• Exercise
Where the records hold the string "Aplique", show the whole line it sits on.
*** Listed records Section Begins ***
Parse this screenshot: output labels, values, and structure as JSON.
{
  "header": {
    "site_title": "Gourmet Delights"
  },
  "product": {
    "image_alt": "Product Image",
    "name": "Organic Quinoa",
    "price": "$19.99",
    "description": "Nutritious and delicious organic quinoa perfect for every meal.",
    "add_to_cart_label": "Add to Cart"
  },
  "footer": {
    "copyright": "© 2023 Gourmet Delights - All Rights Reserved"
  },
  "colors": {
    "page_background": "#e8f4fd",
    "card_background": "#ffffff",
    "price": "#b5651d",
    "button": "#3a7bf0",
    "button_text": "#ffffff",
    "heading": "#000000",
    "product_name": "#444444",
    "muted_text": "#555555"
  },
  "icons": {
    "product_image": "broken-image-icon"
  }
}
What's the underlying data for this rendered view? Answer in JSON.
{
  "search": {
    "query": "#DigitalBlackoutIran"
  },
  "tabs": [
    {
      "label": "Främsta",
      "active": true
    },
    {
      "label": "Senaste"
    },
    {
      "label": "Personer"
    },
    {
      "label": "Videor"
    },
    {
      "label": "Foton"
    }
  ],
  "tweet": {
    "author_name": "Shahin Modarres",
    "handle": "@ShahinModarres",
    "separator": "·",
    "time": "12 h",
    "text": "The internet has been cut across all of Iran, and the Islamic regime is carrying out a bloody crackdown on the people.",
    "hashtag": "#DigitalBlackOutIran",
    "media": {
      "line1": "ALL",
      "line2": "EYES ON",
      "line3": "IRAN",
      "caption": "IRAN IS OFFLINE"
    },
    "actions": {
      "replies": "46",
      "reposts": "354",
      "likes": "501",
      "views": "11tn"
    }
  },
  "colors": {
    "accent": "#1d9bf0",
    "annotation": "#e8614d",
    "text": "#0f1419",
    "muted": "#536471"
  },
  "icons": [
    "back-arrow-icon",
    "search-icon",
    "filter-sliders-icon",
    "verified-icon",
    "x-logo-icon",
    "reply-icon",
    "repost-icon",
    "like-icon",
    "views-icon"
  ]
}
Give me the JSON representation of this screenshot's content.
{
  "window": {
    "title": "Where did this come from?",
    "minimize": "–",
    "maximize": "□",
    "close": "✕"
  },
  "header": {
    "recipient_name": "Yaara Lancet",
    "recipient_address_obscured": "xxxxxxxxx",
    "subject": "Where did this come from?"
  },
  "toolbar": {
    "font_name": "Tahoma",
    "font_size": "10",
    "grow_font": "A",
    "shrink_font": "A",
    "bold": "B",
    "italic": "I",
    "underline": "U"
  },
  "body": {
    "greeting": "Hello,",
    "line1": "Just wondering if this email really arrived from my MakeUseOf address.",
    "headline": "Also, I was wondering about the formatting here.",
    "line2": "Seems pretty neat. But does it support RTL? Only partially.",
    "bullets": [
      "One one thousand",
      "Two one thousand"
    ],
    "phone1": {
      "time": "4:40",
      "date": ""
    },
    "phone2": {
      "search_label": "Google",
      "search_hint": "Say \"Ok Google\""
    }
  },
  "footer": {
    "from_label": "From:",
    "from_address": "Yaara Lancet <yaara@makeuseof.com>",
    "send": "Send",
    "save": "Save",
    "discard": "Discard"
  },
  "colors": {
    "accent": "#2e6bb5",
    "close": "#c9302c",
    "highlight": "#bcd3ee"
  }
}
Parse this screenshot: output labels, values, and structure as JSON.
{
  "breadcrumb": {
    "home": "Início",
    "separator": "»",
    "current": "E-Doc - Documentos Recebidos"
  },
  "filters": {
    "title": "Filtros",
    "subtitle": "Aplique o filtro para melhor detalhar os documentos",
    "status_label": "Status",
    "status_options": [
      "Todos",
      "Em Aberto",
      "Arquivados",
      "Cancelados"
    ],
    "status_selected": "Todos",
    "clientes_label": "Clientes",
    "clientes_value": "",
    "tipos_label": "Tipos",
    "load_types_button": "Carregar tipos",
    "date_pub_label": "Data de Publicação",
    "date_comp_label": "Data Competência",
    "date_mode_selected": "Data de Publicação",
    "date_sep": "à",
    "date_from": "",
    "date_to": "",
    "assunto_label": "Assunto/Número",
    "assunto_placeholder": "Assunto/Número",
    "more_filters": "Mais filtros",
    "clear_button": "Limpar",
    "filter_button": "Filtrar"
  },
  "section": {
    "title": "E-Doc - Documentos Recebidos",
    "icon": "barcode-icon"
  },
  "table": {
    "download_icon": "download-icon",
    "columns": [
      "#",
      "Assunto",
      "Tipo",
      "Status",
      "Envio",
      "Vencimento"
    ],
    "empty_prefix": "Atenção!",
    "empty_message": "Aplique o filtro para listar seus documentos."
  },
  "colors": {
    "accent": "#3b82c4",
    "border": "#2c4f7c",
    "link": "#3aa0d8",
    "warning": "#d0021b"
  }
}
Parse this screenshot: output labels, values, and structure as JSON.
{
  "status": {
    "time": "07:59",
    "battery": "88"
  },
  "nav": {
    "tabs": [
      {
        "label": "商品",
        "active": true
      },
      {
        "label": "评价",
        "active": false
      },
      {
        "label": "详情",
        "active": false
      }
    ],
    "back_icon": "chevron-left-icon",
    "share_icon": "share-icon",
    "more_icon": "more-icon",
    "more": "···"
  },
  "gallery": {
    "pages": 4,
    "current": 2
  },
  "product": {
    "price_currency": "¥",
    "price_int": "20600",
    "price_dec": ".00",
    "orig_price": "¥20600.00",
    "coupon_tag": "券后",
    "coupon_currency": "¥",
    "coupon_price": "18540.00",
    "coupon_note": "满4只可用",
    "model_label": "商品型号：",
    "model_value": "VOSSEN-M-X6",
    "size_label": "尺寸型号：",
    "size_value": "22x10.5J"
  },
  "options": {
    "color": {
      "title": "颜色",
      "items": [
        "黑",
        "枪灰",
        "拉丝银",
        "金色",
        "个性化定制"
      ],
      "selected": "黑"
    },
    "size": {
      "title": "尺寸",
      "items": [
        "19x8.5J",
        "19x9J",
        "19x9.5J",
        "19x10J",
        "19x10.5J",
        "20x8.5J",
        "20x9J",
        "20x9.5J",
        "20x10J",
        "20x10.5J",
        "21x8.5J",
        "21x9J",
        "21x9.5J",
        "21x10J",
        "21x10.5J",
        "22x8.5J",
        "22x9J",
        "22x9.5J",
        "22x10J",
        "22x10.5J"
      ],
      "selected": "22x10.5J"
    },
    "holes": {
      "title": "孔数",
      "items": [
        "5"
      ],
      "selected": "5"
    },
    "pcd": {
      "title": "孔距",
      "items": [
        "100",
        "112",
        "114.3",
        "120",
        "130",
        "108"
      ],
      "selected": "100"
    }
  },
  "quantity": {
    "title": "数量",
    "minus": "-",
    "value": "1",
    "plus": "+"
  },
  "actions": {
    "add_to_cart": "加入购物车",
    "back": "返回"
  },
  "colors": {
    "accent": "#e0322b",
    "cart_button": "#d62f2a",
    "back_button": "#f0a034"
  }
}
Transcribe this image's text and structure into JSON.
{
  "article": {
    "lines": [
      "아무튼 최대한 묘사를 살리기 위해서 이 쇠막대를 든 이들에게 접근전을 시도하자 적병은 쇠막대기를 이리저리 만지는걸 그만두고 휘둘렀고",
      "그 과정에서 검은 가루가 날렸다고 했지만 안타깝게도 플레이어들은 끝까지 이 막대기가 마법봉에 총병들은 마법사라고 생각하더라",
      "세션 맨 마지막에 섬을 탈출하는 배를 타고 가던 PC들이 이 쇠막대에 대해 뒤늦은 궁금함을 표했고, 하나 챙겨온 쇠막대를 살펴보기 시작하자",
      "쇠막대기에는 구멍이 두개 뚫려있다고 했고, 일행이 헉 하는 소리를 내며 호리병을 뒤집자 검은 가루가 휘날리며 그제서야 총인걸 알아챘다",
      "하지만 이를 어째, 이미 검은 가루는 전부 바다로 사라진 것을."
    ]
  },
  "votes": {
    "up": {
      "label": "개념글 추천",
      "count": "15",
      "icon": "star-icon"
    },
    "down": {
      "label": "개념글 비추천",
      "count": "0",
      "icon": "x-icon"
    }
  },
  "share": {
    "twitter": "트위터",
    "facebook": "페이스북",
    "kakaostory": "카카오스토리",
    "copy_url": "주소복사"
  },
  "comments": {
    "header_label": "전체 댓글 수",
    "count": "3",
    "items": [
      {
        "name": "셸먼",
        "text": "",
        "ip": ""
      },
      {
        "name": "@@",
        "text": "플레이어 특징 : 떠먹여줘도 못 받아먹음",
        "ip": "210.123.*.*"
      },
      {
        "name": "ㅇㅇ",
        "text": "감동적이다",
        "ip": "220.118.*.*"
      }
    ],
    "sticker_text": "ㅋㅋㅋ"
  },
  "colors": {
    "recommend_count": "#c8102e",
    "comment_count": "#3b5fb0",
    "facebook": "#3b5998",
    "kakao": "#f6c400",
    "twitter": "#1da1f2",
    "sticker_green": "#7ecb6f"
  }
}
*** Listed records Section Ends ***
• Task solution
    "subtitle": "Aplique o filtro para melhor detalhar os documentos",
    "empty_message": "Aplique o filtro para listar seus documentos."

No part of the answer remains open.